In celebration of June's birth flower, I'm sharing some lovely rose images captured at last summer's visit to the Royal Botanical Gardens (RBG)--the largest botanical garden in Canada which was granted a royal status by King George V in 1930.

Pink hybrid tea roses in the Centennial Rose Garden at the RBG's Hendrie Park.

 I wished that I had taken more photos of the gorgeous roses! Next time...

Amidst the beautiful blooms of Hendrie Park you will find the Turner Pavilion Tea House. 
Since the Tea House's menu selections were rather limited (alas, they did not serve afternoon teas!), we opted to lunch at the RBG Centre's Gardens' Cafe instead.

To our pleasant surprise, the "Tea Sandwiches" that we ordered at the Gardens' Cafe came with a quarter of a quiche, a scone and preserve! The meal was the perfect serving size and tasted delicious.

The teacup I'm sharing this week is Royal Stafford's "Berkeley Rose". It was one of the first teacups that I purchased (from a consignment store for under $5) for my collection.

The hand-painted pink roses and gold trim are so pretty!
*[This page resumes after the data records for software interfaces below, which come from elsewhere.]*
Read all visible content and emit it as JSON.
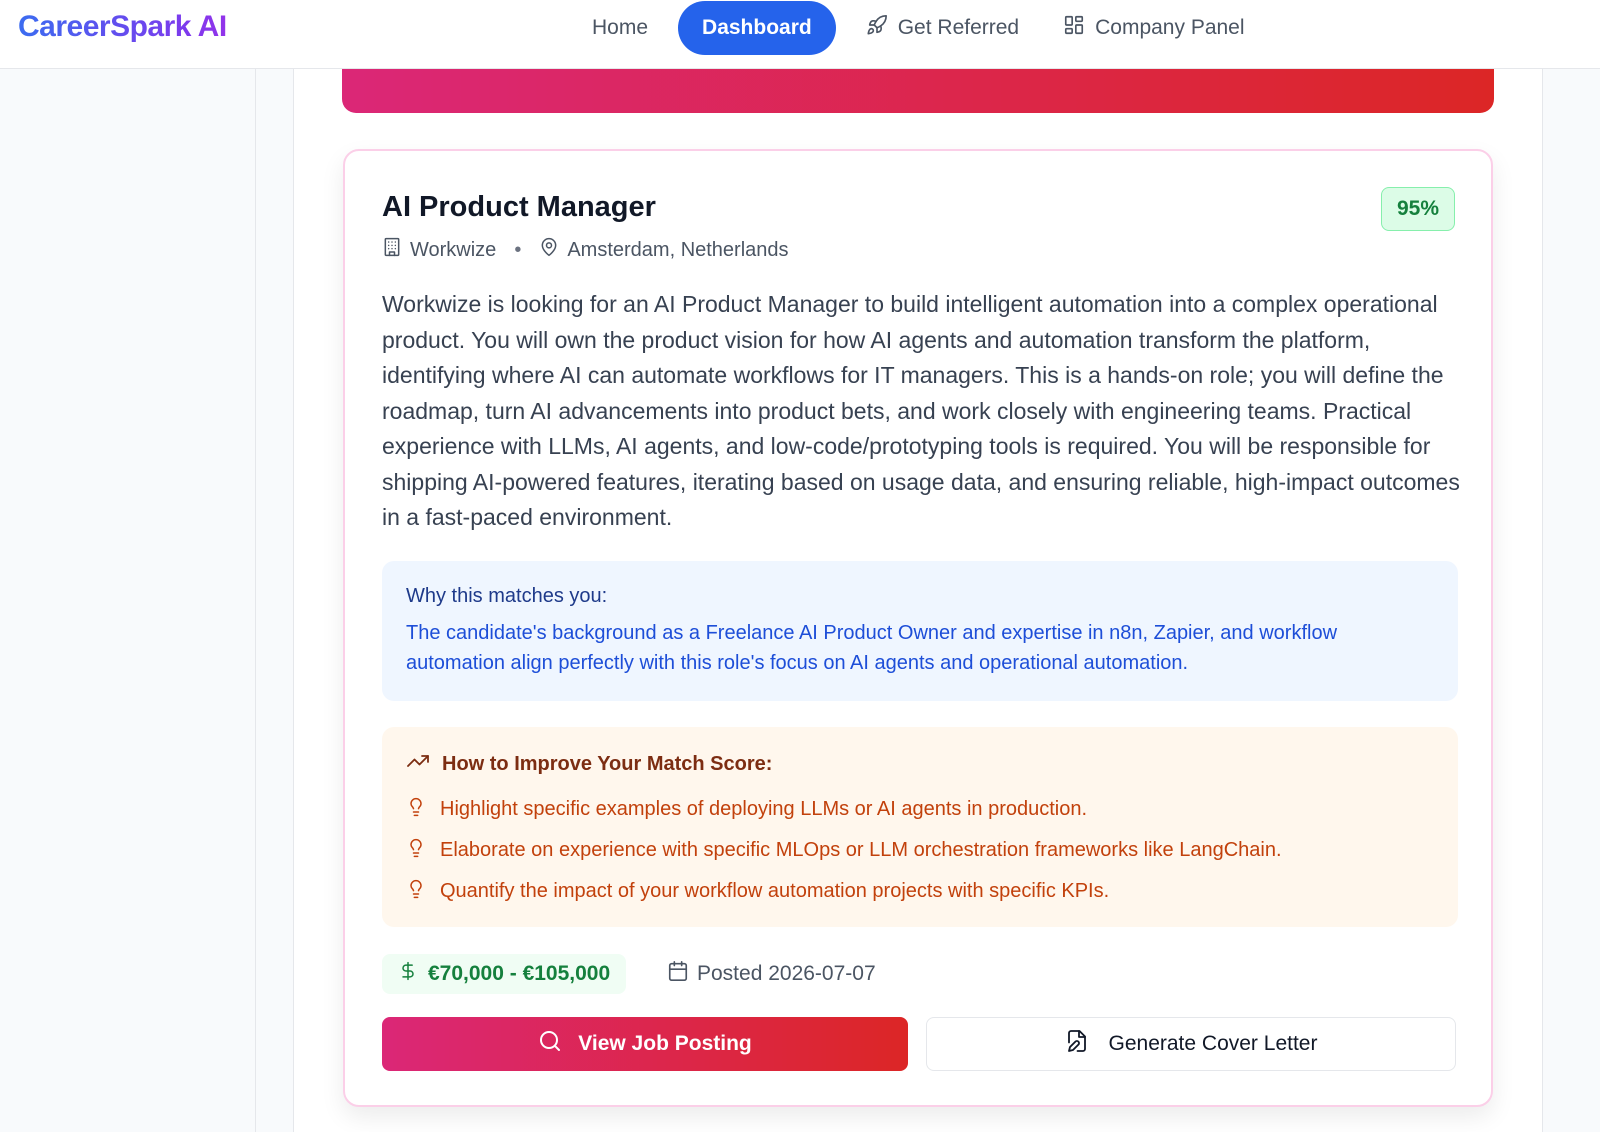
{
  "brand": {
    "name": "CareerSpark AI"
  },
  "nav": {
    "items": [
      {
        "label": "Home",
        "icon": "",
        "active": false
      },
      {
        "label": "Dashboard",
        "icon": "",
        "active": true
      },
      {
        "label": "Get Referred",
        "icon": "rocket-icon",
        "active": false
      },
      {
        "label": "Company Panel",
        "icon": "grid-icon",
        "active": false
      }
    ]
  },
  "job": {
    "title": "AI Product Manager",
    "match_score": "95%",
    "company": "Workwize",
    "location": "Amsterdam, Netherlands",
    "description": "Workwize is looking for an AI Product Manager to build intelligent automation into a complex operational product. You will own the product vision for how AI agents and automation transform the platform, identifying where AI can automate workflows for IT managers. This is a hands-on role; you will define the roadmap, turn AI advancements into product bets, and work closely with engineering teams. Practical experience with LLMs, AI agents, and low-code/prototyping tools is required. You will be responsible for shipping AI-powered features, iterating based on usage data, and ensuring reliable, high-impact outcomes in a fast-paced environment.",
    "why_match": {
      "title": "Why this matches you:",
      "text": "The candidate's background as a Freelance AI Product Owner and expertise in n8n, Zapier, and workflow automation align perfectly with this role's focus on AI agents and operational automation."
    },
    "improve": {
      "title": "How to Improve Your Match Score:",
      "tips": [
        "Highlight specific examples of deploying LLMs or AI agents in production.",
        "Elaborate on experience with specific MLOps or LLM orchestration frameworks like LangChain.",
        "Quantify the impact of your workflow automation projects with specific KPIs."
      ]
    },
    "salary": "€70,000 - €105,000",
    "posted": "Posted 2026-07-07",
    "actions": {
      "view_label": "View Job Posting",
      "cover_label": "Generate Cover Letter"
    }
  },
  "colors": {
    "accent": "#2563eb",
    "gradient_start": "#db2777",
    "gradient_end": "#dc2626",
    "score_green": "#15803d"
  }
}
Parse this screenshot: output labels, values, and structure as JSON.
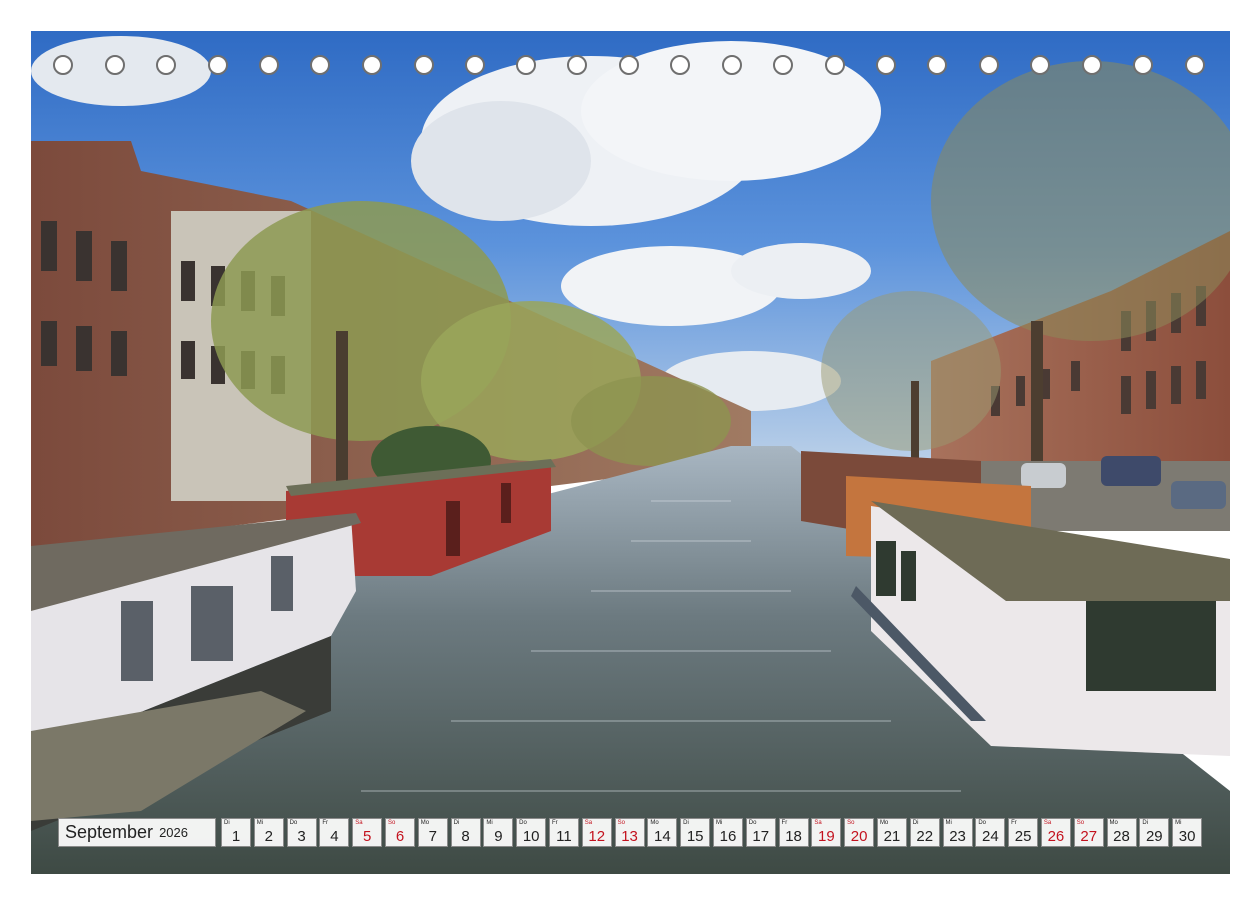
{
  "calendar": {
    "month": "September",
    "year": "2026",
    "weekend_color": "#c3121e",
    "days": [
      {
        "wd": "Di",
        "num": "1",
        "weekend": false
      },
      {
        "wd": "Mi",
        "num": "2",
        "weekend": false
      },
      {
        "wd": "Do",
        "num": "3",
        "weekend": false
      },
      {
        "wd": "Fr",
        "num": "4",
        "weekend": false
      },
      {
        "wd": "Sa",
        "num": "5",
        "weekend": true
      },
      {
        "wd": "So",
        "num": "6",
        "weekend": true
      },
      {
        "wd": "Mo",
        "num": "7",
        "weekend": false
      },
      {
        "wd": "Di",
        "num": "8",
        "weekend": false
      },
      {
        "wd": "Mi",
        "num": "9",
        "weekend": false
      },
      {
        "wd": "Do",
        "num": "10",
        "weekend": false
      },
      {
        "wd": "Fr",
        "num": "11",
        "weekend": false
      },
      {
        "wd": "Sa",
        "num": "12",
        "weekend": true
      },
      {
        "wd": "So",
        "num": "13",
        "weekend": true
      },
      {
        "wd": "Mo",
        "num": "14",
        "weekend": false
      },
      {
        "wd": "Di",
        "num": "15",
        "weekend": false
      },
      {
        "wd": "Mi",
        "num": "16",
        "weekend": false
      },
      {
        "wd": "Do",
        "num": "17",
        "weekend": false
      },
      {
        "wd": "Fr",
        "num": "18",
        "weekend": false
      },
      {
        "wd": "Sa",
        "num": "19",
        "weekend": true
      },
      {
        "wd": "So",
        "num": "20",
        "weekend": true
      },
      {
        "wd": "Mo",
        "num": "21",
        "weekend": false
      },
      {
        "wd": "Di",
        "num": "22",
        "weekend": false
      },
      {
        "wd": "Mi",
        "num": "23",
        "weekend": false
      },
      {
        "wd": "Do",
        "num": "24",
        "weekend": false
      },
      {
        "wd": "Fr",
        "num": "25",
        "weekend": false
      },
      {
        "wd": "Sa",
        "num": "26",
        "weekend": true
      },
      {
        "wd": "So",
        "num": "27",
        "weekend": true
      },
      {
        "wd": "Mo",
        "num": "28",
        "weekend": false
      },
      {
        "wd": "Di",
        "num": "29",
        "weekend": false
      },
      {
        "wd": "Mi",
        "num": "30",
        "weekend": false
      }
    ]
  }
}
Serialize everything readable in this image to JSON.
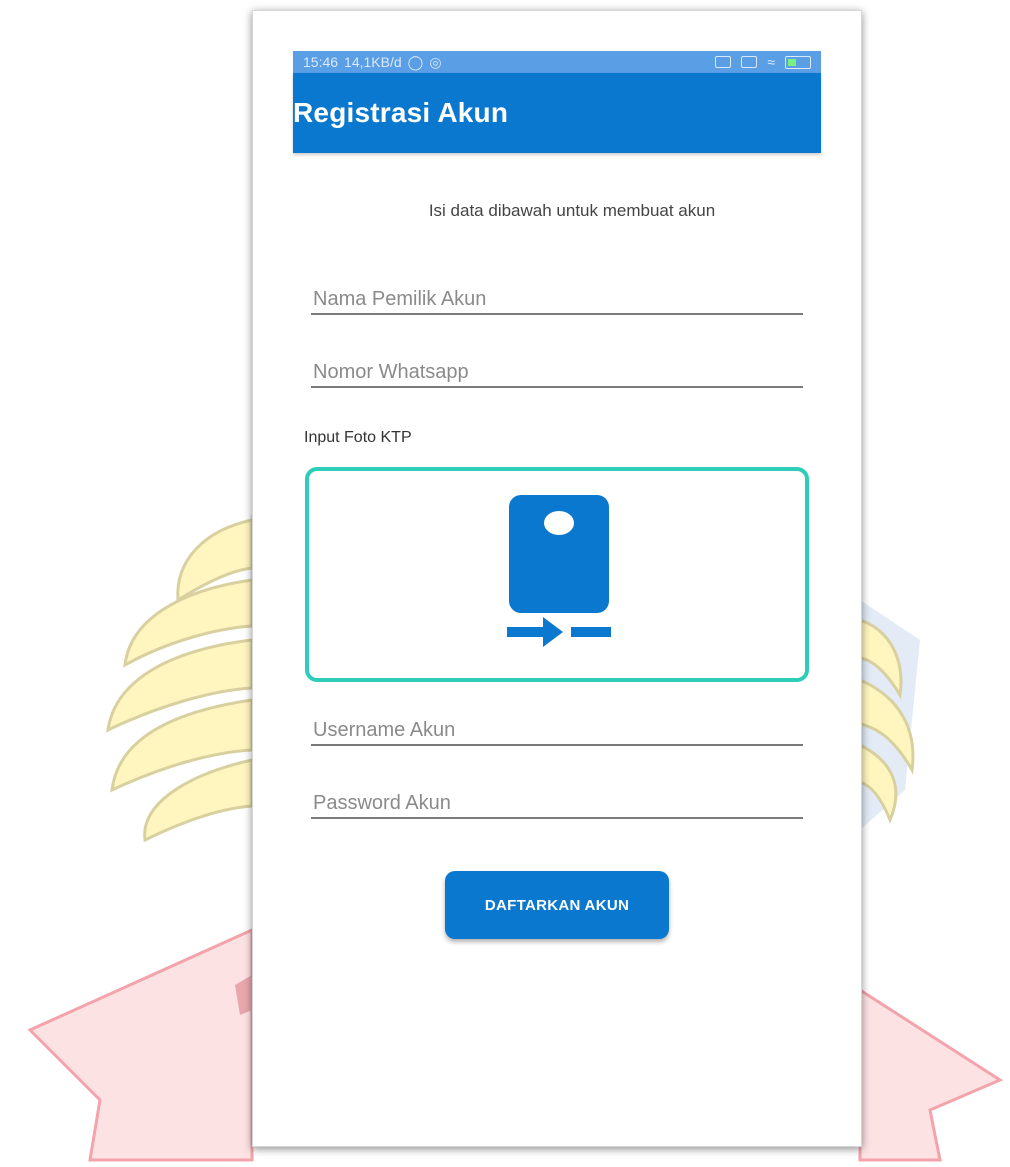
{
  "status_bar": {
    "time": "15:46",
    "speed": "14,1KB/d",
    "icons": [
      "sync-icon",
      "location-icon",
      "signal-icon",
      "signal-icon",
      "wifi-icon",
      "battery-icon"
    ]
  },
  "app_bar": {
    "title": "Registrasi Akun"
  },
  "form": {
    "subtitle": "Isi data dibawah untuk membuat akun",
    "name_placeholder": "Nama Pemilik Akun",
    "whatsapp_placeholder": "Nomor Whatsapp",
    "photo_label": "Input Foto KTP",
    "photo_icon": "camera-switch-icon",
    "username_placeholder": "Username Akun",
    "password_placeholder": "Password Akun",
    "submit_label": "DAFTARKAN AKUN"
  },
  "colors": {
    "primary": "#0a78cf",
    "accent_border": "#2ecdb9",
    "watermark_yellow": "#fff4b0",
    "watermark_pink": "#f7a6ae",
    "watermark_blue": "#c8d8ec"
  }
}
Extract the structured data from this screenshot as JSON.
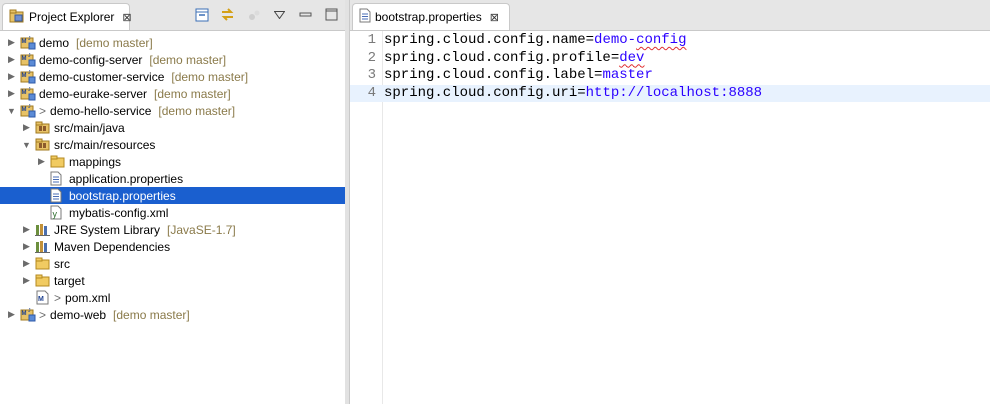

The Royal Stafford backstamp circa 1950s.

Photo Courtesy of My Co-Worker
Last week, I had the unique opportunity to see the Titan arum, aka Corpse Flower, in rare bloom at McMaster University's Greenhouse. It takes approximately 7 years for the Titan arum to flower. To date, only 4 of the Titan arum blooms--out of approximately 200 cultivated flowerings throughout the world--have occurred in Canada.

Photo Courtesy of My Co-Worker
The Titan arum is known as the world's smelliest plant because when in bloom, it emits a foul stench of rotting flesh or meat to attract its pollinators. You can learn more about this fascinating flower here

Photo Courtesy of My Co-Worker
This Titan arum was named "Magnus" and grew 6 feet tall. Magnus had closed up the night of May 31st so we were not exposed to its putrid odour during our visit. But it was still very cool to see the corpse flower up close and personal!

 This 1-minute time-lapse video shows Magnus' short-lived bloom.
Smell you later, Magnus!

I'm joining the following parties this week:

Monday, June 1, 2015

British Invasion

During the Victoria Day long weekend, I went with some friends to the Totally British Festival at the Hamilton Convention Centre. The festival featured British entertainment (e.g., Robin Hood pantomine), music (e.g., Celtic music, tribute bands), food (e.g., meat pies) and other goods from the UK. I didn't take much photographs, but I did capture a couple of tea-themed booths on my camera.

I was immediately drawn to King's Cross' booth of pretty teawares, but I resisted the temptation to purchase anything!

 I did buy some English scones to take home with me.

The ready-to-serve food was limited to meat pies (how could you not serve scones at a gathering of Anglophiles?!?) so after the festival, we went to our favourite British tearoom, Taylor's Tea Room, for lunch.

The tea cozies at Taylor's are so sweet!

I enjoyed the Buckingham Palace Garden Party Tea--a blend of Earl Grey and Jasmine--in this Delphine teacup featuring grapes.

One of my companions sipped English Breakfast tea from this dainty Paragon teacup called "Peace Rose".

I strategically only ate half of the sandwich that I ordered (not pictured) to ensure that I'd have room for the yummy scone with Devonshire cream and jam!

Our office tea social in late May was also British-themed!

I brought the vintage Tetley mugs (Churchill/Made in England), the white teapot (from the "Word Range" collection by British ceramic designer, Keith Brymer Jones), and teabags (English Breakfast, Earl Grey and Downton Abbey's English Rose). My colleagues brought English-related goodies such as: scones, clotted cream, and Cadbury chocolate.


I'm joining the following parties this week: